=== Dataset records ===

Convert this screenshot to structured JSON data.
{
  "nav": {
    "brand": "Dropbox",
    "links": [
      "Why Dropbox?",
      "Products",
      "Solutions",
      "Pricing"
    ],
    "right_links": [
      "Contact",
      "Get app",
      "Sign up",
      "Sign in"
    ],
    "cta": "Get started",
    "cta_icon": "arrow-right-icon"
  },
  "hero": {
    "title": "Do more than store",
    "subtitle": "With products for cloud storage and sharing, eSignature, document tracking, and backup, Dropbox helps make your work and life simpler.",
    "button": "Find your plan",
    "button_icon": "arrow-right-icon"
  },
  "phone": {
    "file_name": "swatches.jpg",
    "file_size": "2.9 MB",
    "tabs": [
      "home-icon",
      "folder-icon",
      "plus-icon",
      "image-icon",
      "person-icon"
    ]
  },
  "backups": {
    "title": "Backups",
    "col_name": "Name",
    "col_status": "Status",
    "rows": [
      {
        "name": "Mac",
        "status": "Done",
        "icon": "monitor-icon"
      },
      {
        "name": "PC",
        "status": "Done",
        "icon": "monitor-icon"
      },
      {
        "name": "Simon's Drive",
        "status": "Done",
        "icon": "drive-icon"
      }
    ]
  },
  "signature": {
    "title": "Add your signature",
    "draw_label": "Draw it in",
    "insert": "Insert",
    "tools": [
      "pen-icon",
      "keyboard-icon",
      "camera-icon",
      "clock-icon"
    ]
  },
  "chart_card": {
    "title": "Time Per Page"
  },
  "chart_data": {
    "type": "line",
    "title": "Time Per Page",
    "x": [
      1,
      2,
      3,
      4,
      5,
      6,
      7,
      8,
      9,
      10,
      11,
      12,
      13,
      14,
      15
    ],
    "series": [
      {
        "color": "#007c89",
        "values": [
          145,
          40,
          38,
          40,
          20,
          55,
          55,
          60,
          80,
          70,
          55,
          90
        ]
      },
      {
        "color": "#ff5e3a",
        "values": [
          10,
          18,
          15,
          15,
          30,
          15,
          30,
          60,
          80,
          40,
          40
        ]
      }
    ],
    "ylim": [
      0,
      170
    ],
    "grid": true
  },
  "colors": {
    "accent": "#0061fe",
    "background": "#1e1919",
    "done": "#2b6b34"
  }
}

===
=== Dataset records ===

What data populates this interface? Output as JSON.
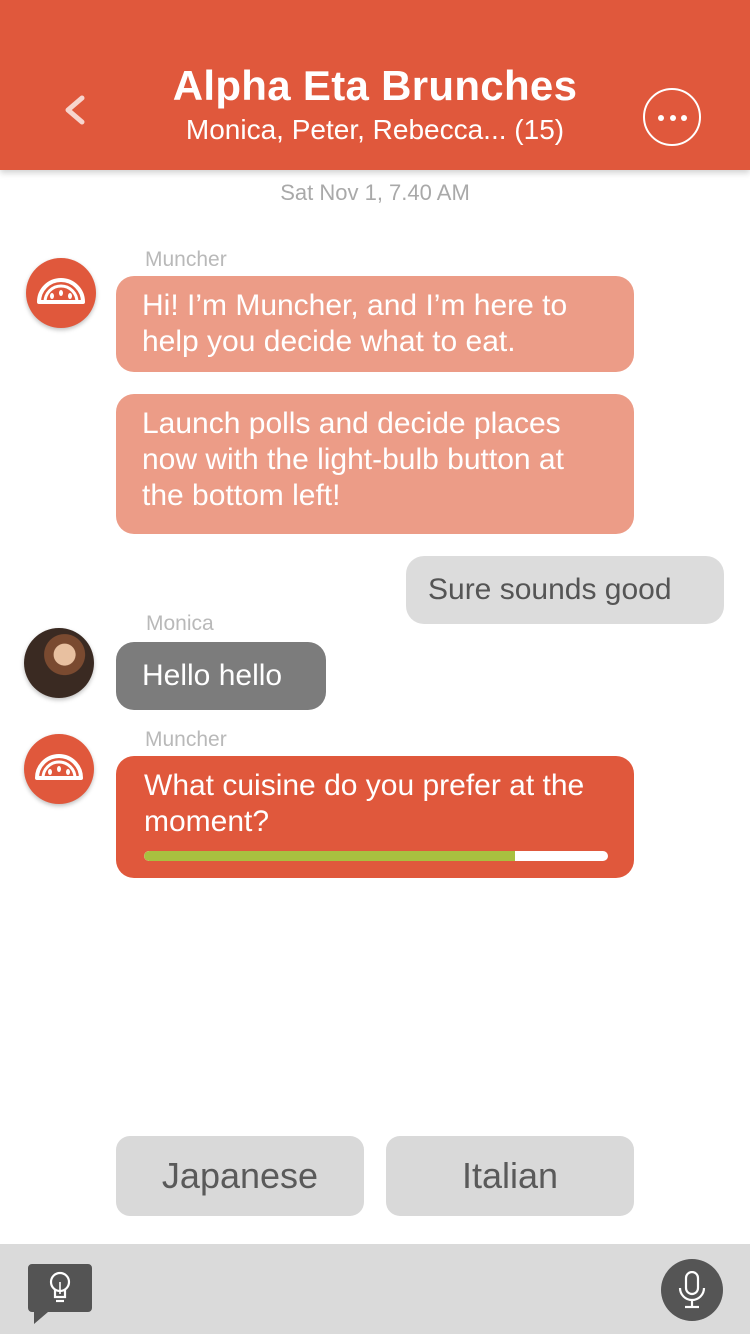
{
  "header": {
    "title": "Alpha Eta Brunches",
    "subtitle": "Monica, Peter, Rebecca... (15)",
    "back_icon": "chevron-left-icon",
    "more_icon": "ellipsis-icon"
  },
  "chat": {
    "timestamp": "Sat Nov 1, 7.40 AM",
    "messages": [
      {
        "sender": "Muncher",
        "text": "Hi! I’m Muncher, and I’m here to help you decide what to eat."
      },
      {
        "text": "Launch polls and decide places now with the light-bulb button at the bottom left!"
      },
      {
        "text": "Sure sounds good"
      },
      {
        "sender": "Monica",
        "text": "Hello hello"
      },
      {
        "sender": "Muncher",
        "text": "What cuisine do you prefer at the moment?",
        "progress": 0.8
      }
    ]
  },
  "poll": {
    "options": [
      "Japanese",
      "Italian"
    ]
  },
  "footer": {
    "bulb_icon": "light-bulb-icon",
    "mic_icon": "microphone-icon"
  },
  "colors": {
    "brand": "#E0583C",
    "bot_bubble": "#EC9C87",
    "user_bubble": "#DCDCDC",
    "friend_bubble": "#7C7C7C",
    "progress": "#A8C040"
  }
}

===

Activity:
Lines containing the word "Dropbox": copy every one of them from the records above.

Result:
    "brand": "Dropbox",
      "Why Dropbox?",
    "subtitle": "With products for cloud storage and sharing, eSignature, document tracking, and backup, Dropbox helps make your work and life simpler.",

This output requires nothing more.